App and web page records
=== Begin Enclosure ===

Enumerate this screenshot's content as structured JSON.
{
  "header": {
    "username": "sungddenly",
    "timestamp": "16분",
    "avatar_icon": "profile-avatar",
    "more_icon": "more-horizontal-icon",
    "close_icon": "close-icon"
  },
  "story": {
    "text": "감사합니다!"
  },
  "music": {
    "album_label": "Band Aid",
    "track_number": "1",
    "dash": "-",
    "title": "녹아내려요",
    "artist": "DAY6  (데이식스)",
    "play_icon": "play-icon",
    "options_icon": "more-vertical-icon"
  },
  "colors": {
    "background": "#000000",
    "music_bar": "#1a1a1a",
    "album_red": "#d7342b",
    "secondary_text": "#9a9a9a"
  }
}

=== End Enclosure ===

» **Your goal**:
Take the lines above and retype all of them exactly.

» **Solution below**:
Enumerate this screenshot's content as structured JSON.
{
  "header": {
    "username": "sungddenly",
    "timestamp": "16분",
    "avatar_icon": "profile-avatar",
    "more_icon": "more-horizontal-icon",
    "close_icon": "close-icon"
  },
  "story": {
    "text": "감사합니다!"
  },
  "music": {
    "album_label": "Band Aid",
    "track_number": "1",
    "dash": "-",
    "title": "녹아내려요",
    "artist": "DAY6  (데이식스)",
    "play_icon": "play-icon",
    "options_icon": "more-vertical-icon"
  },
  "colors": {
    "background": "#000000",
    "music_bar": "#1a1a1a",
    "album_red": "#d7342b",
    "secondary_text": "#9a9a9a"
  }
}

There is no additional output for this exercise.